at Hachland Hill
Prepare for a rip-roaring, exclusive, one-time event at one of Nashville's oldest venues tucked away in untouched Tennessee woods at Hachland Hill on August 18. The
The National Strength and Conditioning Association named Cheatham County native Brandi Binkley its 2015 Personal Trainer of the Year. She’s the owner and head exercise physiologist at Berry Hill’s Physiofit gym. The award is the product of a 13-year career spent measuring winning by the number of lives she’s changed.
"You have to start small, even if all you have is a couch and the ability to stand up and sit down ten times. Start with what you have, because what you have is plenty. "
I had just made it into the Navy’s rescue swimmer program [as one of the first handful of women ever to qualify for the program] when I tore my ACL in one of their obstacle courses. It was devastating to me, because being a rescue swimmer was why I joined the Navy. I wanted to serve my country in a big way. Depression set in pretty quickly, and I starting eating my sorrows away. Unfortunately, sorrows aren’t calorie-free.
After I left the program, I was at a computer all day. This was not the life I had imagined for myself—wasting away staring at a screen. One day I woke up and finally, truly looked at myself and the condition my body was in, and it made me sad. So I decided I would change it.
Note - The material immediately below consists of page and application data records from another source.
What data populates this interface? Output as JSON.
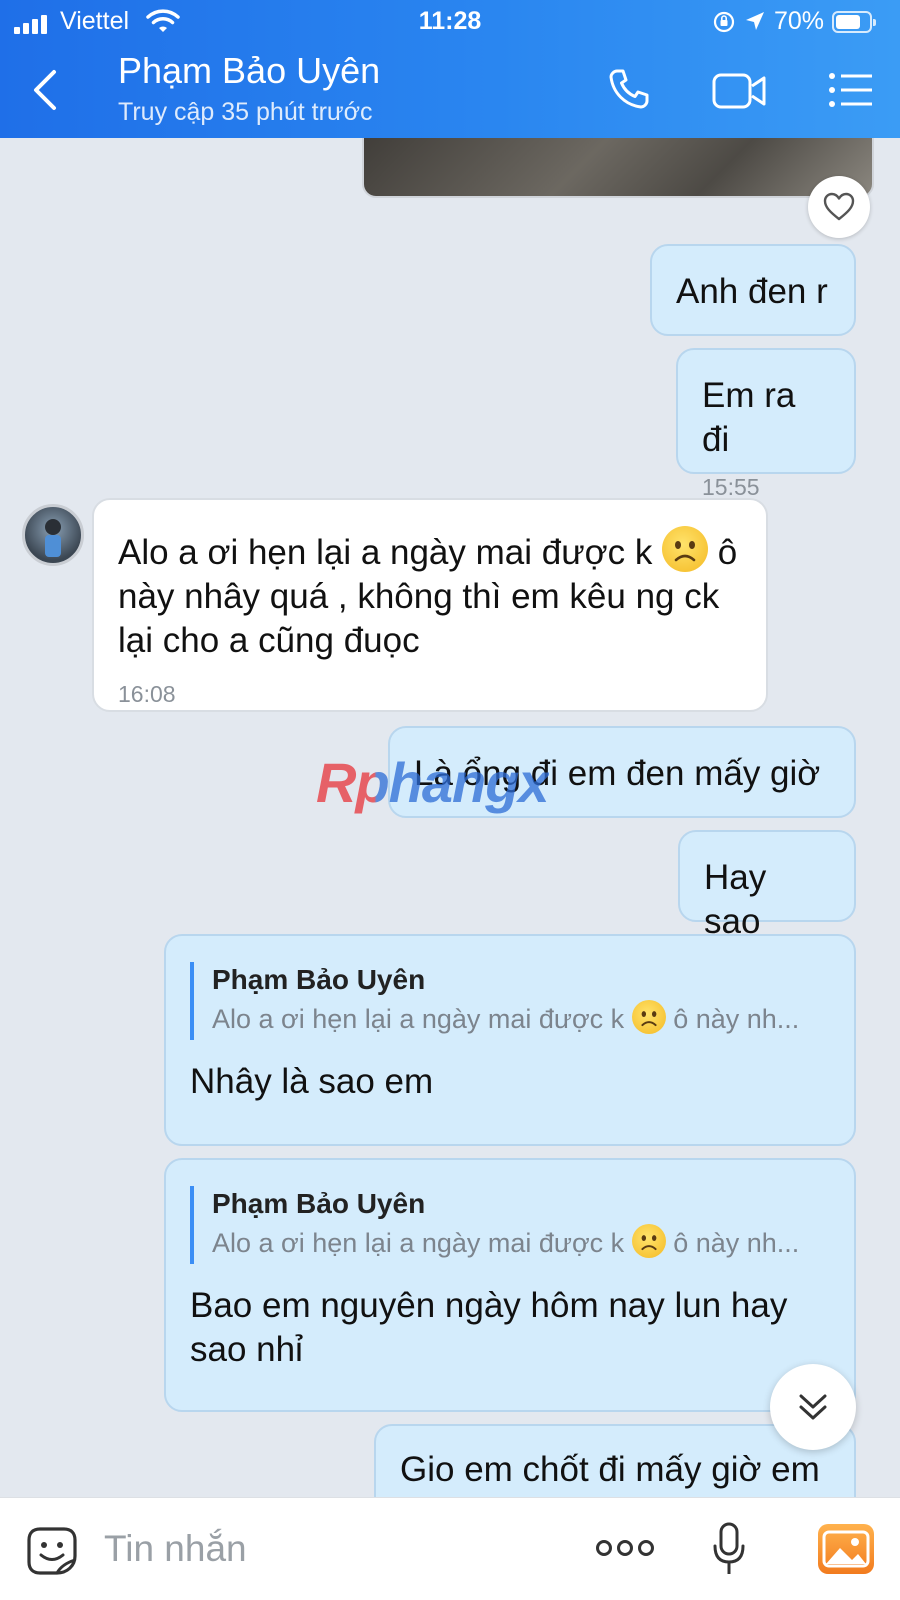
{
  "status_bar": {
    "carrier": "Viettel",
    "time": "11:28",
    "battery": "70%",
    "battery_level": 0.7
  },
  "header": {
    "contact_name": "Phạm Bảo Uyên",
    "contact_status": "Truy cập 35 phút trước"
  },
  "messages": [
    {
      "side": "out",
      "text": "Anh đen r"
    },
    {
      "side": "out",
      "text": "Em ra đi",
      "time": "15:55"
    },
    {
      "side": "in",
      "text_before_emoji": "Alo a ơi hẹn lại a ngày mai được k",
      "text_after_emoji": "ô",
      "text_line2": "này nhây quá , không thì em kêu ng ck",
      "text_line3": "lại cho a cũng đuọc",
      "time": "16:08"
    },
    {
      "side": "out",
      "text": "Là ổng đi em đen mấy giờ"
    },
    {
      "side": "out",
      "text": "Hay sao"
    },
    {
      "side": "out",
      "reply_author": "Phạm Bảo Uyên",
      "reply_text_before": "Alo a ơi hẹn lại a ngày mai được k",
      "reply_text_after": "ô này nh...",
      "text": "Nhây là sao em"
    },
    {
      "side": "out",
      "reply_author": "Phạm Bảo Uyên",
      "reply_text_before": "Alo a ơi hẹn lại a ngày mai được k",
      "reply_text_after": "ô này nh...",
      "text_line1": "Bao em nguyên ngày hôm nay lun hay",
      "text_line2": "sao nhỉ"
    },
    {
      "side": "out",
      "text": "Gio em chốt đi mấy giờ em"
    }
  ],
  "watermark": "Rphangx",
  "footer": {
    "placeholder": "Tin nhắn"
  },
  "colors": {
    "header_gradient_start": "#1f6fe8",
    "header_gradient_end": "#3b9cf5",
    "outgoing_bubble": "#d4ecfc",
    "incoming_bubble": "#ffffff",
    "chat_background": "#e3e8ef",
    "reply_accent": "#3b8ef5"
  }
}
I didn’t know much about nutrition at the time other than I couldn’t eat Snickers and drink Cherry Pepsi anymore. I lived in the barracks at the time, so my food choices were limited, but I just made the best ones I could. I ended up losing 40 pounds. My unit’s master chief and maintenance officer were going, “Hey, Binkley, you’ve got a handle on this. Why don’t you help us with unit physical training?”
As soon as I started to get involved with training others, I fell in love with helping people. It just made my heart sing. I got out of the military three and a half years later and went back to school, changed my major from education to exercise physiology, and have never looked back. And I still love helping people. It’s something that’s always been with me. I grew up as a “free lunch” kid. My mother was a single mom, working three jobs, always way too proud to take assistance from anybody. But I’ll always remember the way she would help somebody if they needed something.
People come into my gym with all different kinds of misconceptions about personal training and trainers, and I got to the point where I wanted to change the way people think about our profession. I think that desire for change, that we can reshape what we know as “training,” is what led to my winning the NSCA Trainer of the Year award.
There’s so much more to this job than getting somebody leaner and stronger. What we do is help them believe in themselves again. We help marriages. We build healthy people. Well-programmed exercise allows people to see inside themselves—to those internal places we rarely go to because they’re terrifying. I have a client who came in one morning and said, “I want you to be really hard on me today.” For the last six years, she has been too fragile to say something like that—too much life had happened to her. But seeing her transform to what she is today? That’s what makes this job worthwhile.
The best strength coaches in the world come from the NSCA. I just never thought my name would be on one of their trophies for doing what I love. If the business went away and I was training people in my garage for the rest of my life, I would be a happy woman.
People forget that health and wellness isn’t about trying to kill yourself. It’s about trying to live longer and trying to be just 1 percent better than yesterday—that’s our mantra around here. You have to start small, even if all you have is a couch and the ability to stand up and sit down ten times. Start with what you have, because what you have is plenty. And if you just keep taking steps, even if they’re small ones, eventually you’ll get to the place you want to be.